The modus operandi of SEO is constantly changing. Practices that work great today probably won’t work so great after the next algorithm adjustment. And investing in constant change is a road to hell. It’s paved with good intentions, but no one has the strength, energy, time or money to follow every change.

Google has made it partly easier. It has published clear rules on what a site that is liked and included in search results should look like. The rules are not complicated and are precisely structured:

  1. Know what the website is about
  2. I know who the website is for
  3. I know what the website is about
  4. I know what a proper website structure should look like
  5. I do it in a clear and understandable way
  6. I think about everyone coming from desktop, tablet and mobile
  7. I know how to make a page that loads at lightning speed

Surprising, isn’t it? It’s the same as writing a study book for students. Just follow simple rules, don’t surprise your visitors with terms they don’t know yet and help them develop the story gradually. And the main thing at the end, there’s no SEO involved.

And then there are a few technical details about what data a page should contain to be considered readable by Google. It starts with font size, a clear page description, a logical URL, and a basic recommendation about text length. It’s not always true that long text is better than short text. Often, then, the information on the page is just repeated several times to stretch it all out.

Also, there is nothing about keywords. In fact, Google can handle that on its own. It puts the page in the right context and can distinguish for itself which keywords the page should pop up in search results.

So there’s no point in investing in constant changes and trying to tweak every page on the site. We lose the desire to add a small piece of new unique content every day. We’ll just focus on constant tweaking instead of focusing on the overall impression. Eventually, we’ll get lost in the shuffle.

What do I personally do? I don’t tune the page to individual keywords. I always try to improve the whole context. And that’s where my tool helps me a lot, where I can see how a given page, keywords and how the pages around it are behaving.

And then there’s the Pareto rule. A small number of pages bring in the most visitors. But there’s an important BUT. For these pages to work, they need their neighbors too, because they create that overall context.
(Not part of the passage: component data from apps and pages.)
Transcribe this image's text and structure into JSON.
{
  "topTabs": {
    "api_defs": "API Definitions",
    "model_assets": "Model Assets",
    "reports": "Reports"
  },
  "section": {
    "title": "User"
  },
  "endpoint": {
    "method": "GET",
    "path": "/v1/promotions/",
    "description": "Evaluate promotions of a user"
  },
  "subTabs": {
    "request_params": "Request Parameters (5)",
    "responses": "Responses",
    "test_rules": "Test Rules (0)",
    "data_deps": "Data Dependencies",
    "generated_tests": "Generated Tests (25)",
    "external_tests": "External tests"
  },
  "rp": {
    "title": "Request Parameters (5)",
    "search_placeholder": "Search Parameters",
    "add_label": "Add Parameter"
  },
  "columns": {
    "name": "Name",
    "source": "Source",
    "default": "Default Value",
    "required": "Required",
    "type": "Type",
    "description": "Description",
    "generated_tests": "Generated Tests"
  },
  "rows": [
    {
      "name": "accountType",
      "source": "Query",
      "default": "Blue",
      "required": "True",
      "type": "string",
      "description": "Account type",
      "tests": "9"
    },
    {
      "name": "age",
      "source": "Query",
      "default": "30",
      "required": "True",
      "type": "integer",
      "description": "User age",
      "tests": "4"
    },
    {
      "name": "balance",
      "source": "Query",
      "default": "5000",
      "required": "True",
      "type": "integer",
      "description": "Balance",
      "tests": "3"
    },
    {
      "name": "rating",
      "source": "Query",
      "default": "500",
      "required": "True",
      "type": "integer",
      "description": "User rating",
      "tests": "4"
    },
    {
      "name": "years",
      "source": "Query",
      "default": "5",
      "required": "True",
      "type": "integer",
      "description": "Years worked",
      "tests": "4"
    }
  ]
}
Paying attention to the overall impression gets results. Otherwise, we get off track.

#motivation #SEO